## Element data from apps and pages
☆ ☆ ☆ ☆ ☆ ☆ ☆

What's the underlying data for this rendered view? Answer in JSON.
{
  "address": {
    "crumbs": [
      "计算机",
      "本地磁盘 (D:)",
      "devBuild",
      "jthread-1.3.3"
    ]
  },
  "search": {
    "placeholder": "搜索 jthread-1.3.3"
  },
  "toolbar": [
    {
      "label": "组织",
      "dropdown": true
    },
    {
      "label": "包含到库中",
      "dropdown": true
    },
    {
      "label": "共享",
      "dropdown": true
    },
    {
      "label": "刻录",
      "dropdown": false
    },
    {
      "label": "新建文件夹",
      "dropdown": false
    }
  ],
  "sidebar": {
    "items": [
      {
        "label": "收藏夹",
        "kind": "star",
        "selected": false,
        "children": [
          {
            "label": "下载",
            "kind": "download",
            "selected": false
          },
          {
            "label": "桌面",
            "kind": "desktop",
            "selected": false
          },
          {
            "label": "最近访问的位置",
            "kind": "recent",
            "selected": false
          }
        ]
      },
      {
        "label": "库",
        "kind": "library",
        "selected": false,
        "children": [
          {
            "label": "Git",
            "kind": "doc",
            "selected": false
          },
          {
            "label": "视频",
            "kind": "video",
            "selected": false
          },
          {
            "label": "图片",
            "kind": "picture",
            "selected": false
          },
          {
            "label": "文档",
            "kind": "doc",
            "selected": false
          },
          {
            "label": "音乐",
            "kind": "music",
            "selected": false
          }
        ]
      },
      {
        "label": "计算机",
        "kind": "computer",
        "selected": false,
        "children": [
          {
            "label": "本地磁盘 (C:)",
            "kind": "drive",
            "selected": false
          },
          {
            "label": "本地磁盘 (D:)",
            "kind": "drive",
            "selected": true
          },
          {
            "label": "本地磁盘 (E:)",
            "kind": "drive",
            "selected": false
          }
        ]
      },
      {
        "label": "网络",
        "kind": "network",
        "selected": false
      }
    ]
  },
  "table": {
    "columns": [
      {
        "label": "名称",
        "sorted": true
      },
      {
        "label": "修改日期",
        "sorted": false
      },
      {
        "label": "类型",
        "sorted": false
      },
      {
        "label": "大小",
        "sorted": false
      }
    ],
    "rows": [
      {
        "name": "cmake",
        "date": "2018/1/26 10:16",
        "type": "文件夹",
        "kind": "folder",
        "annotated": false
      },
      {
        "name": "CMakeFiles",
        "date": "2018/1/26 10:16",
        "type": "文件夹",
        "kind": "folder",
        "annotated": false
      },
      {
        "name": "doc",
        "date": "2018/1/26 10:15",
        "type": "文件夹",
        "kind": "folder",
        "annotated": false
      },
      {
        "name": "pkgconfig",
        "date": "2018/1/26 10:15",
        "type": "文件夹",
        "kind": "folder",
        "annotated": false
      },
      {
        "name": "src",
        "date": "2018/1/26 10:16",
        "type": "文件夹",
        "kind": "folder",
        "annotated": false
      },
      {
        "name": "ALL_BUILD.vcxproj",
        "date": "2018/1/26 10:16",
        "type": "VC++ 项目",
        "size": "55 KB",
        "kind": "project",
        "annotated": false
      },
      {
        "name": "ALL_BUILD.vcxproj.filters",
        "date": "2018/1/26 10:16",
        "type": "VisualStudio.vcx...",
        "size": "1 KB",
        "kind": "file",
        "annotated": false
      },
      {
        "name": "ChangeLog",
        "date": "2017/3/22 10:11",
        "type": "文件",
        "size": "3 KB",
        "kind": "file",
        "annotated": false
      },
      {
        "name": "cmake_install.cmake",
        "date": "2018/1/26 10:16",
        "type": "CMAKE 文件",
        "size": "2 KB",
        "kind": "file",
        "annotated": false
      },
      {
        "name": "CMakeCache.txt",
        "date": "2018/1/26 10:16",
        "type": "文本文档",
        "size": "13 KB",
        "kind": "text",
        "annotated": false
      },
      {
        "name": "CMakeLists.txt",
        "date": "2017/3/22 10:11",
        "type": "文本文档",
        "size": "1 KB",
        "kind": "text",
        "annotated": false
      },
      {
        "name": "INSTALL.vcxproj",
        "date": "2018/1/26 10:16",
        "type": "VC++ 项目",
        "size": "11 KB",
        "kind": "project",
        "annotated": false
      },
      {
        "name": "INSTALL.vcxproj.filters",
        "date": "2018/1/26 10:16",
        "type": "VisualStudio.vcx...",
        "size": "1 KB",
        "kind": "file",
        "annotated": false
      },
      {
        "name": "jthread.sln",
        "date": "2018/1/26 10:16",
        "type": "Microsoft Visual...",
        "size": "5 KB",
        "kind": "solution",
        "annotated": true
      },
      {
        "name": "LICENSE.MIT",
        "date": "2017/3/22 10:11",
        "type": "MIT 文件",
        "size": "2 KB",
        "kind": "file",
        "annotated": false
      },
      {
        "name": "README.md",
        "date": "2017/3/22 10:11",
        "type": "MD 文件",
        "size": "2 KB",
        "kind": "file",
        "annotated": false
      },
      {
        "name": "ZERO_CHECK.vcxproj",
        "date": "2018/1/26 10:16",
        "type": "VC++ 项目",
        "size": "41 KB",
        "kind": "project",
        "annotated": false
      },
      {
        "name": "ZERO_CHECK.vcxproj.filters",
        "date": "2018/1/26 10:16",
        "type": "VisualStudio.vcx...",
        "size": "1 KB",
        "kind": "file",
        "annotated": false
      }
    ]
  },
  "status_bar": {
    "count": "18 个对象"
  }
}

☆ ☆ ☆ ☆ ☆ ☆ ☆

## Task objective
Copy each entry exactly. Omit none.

## Task result
What's the underlying data for this rendered view? Answer in JSON.
{
  "address": {
    "crumbs": [
      "计算机",
      "本地磁盘 (D:)",
      "devBuild",
      "jthread-1.3.3"
    ]
  },
  "search": {
    "placeholder": "搜索 jthread-1.3.3"
  },
  "toolbar": [
    {
      "label": "组织",
      "dropdown": true
    },
    {
      "label": "包含到库中",
      "dropdown": true
    },
    {
      "label": "共享",
      "dropdown": true
    },
    {
      "label": "刻录",
      "dropdown": false
    },
    {
      "label": "新建文件夹",
      "dropdown": false
    }
  ],
  "sidebar": {
    "items": [
      {
        "label": "收藏夹",
        "kind": "star",
        "selected": false,
        "children": [
          {
            "label": "下载",
            "kind": "download",
            "selected": false
          },
          {
            "label": "桌面",
            "kind": "desktop",
            "selected": false
          },
          {
            "label": "最近访问的位置",
            "kind": "recent",
            "selected": false
          }
        ]
      },
      {
        "label": "库",
        "kind": "library",
        "selected": false,
        "children": [
          {
            "label": "Git",
            "kind": "doc",
            "selected": false
          },
          {
            "label": "视频",
            "kind": "video",
            "selected": false
          },
          {
            "label": "图片",
            "kind": "picture",
            "selected": false
          },
          {
            "label": "文档",
            "kind": "doc",
            "selected": false
          },
          {
            "label": "音乐",
            "kind": "music",
            "selected": false
          }
        ]
      },
      {
        "label": "计算机",
        "kind": "computer",
        "selected": false,
        "children": [
          {
            "label": "本地磁盘 (C:)",
            "kind": "drive",
            "selected": false
          },
          {
            "label": "本地磁盘 (D:)",
            "kind": "drive",
            "selected": true
          },
          {
            "label": "本地磁盘 (E:)",
            "kind": "drive",
            "selected": false
          }
        ]
      },
      {
        "label": "网络",
        "kind": "network",
        "selected": false
      }
    ]
  },
  "table": {
    "columns": [
      {
        "label": "名称",
        "sorted": true
      },
      {
        "label": "修改日期",
        "sorted": false
      },
      {
        "label": "类型",
        "sorted": false
      },
      {
        "label": "大小",
        "sorted": false
      }
    ],
    "rows": [
      {
        "name": "cmake",
        "date": "2018/1/26 10:16",
        "type": "文件夹",
        "kind": "folder",
        "annotated": false
      },
      {
        "name": "CMakeFiles",
        "date": "2018/1/26 10:16",
        "type": "文件夹",
        "kind": "folder",
        "annotated": false
      },
      {
        "name": "doc",
        "date": "2018/1/26 10:15",
        "type": "文件夹",
        "kind": "folder",
        "annotated": false
      },
      {
        "name": "pkgconfig",
        "date": "2018/1/26 10:15",
        "type": "文件夹",
        "kind": "folder",
        "annotated": false
      },
      {
        "name": "src",
        "date": "2018/1/26 10:16",
        "type": "文件夹",
        "kind": "folder",
        "annotated": false
      },
      {
        "name": "ALL_BUILD.vcxproj",
        "date": "2018/1/26 10:16",
        "type": "VC++ 项目",
        "size": "55 KB",
        "kind": "project",
        "annotated": false
      },
      {
        "name": "ALL_BUILD.vcxproj.filters",
        "date": "2018/1/26 10:16",
        "type": "VisualStudio.vcx...",
        "size": "1 KB",
        "kind": "file",
        "annotated": false
      },
      {
        "name": "ChangeLog",
        "date": "2017/3/22 10:11",
        "type": "文件",
        "size": "3 KB",
        "kind": "file",
        "annotated": false
      },
      {
        "name": "cmake_install.cmake",
        "date": "2018/1/26 10:16",
        "type": "CMAKE 文件",
        "size": "2 KB",
        "kind": "file",
        "annotated": false
      },
      {
        "name": "CMakeCache.txt",
        "date": "2018/1/26 10:16",
        "type": "文本文档",
        "size": "13 KB",
        "kind": "text",
        "annotated": false
      },
      {
        "name": "CMakeLists.txt",
        "date": "2017/3/22 10:11",
        "type": "文本文档",
        "size": "1 KB",
        "kind": "text",
        "annotated": false
      },
      {
        "name": "INSTALL.vcxproj",
        "date": "2018/1/26 10:16",
        "type": "VC++ 项目",
        "size": "11 KB",
        "kind": "project",
        "annotated": false
      },
      {
        "name": "INSTALL.vcxproj.filters",
        "date": "2018/1/26 10:16",
        "type": "VisualStudio.vcx...",
        "size": "1 KB",
        "kind": "file",
        "annotated": false
      },
      {
        "name": "jthread.sln",
        "date": "2018/1/26 10:16",
        "type": "Microsoft Visual...",
        "size": "5 KB",
        "kind": "solution",
        "annotated": true
      },
      {
        "name": "LICENSE.MIT",
        "date": "2017/3/22 10:11",
        "type": "MIT 文件",
        "size": "2 KB",
        "kind": "file",
        "annotated": false
      },
      {
        "name": "README.md",
        "date": "2017/3/22 10:11",
        "type": "MD 文件",
        "size": "2 KB",
        "kind": "file",
        "annotated": false
      },
      {
        "name": "ZERO_CHECK.vcxproj",
        "date": "2018/1/26 10:16",
        "type": "VC++ 项目",
        "size": "41 KB",
        "kind": "project",
        "annotated": false
      },
      {
        "name": "ZERO_CHECK.vcxproj.filters",
        "date": "2018/1/26 10:16",
        "type": "VisualStudio.vcx...",
        "size": "1 KB",
        "kind": "file",
        "annotated": false
      }
    ]
  },
  "status_bar": {
    "count": "18 个对象"
  }
}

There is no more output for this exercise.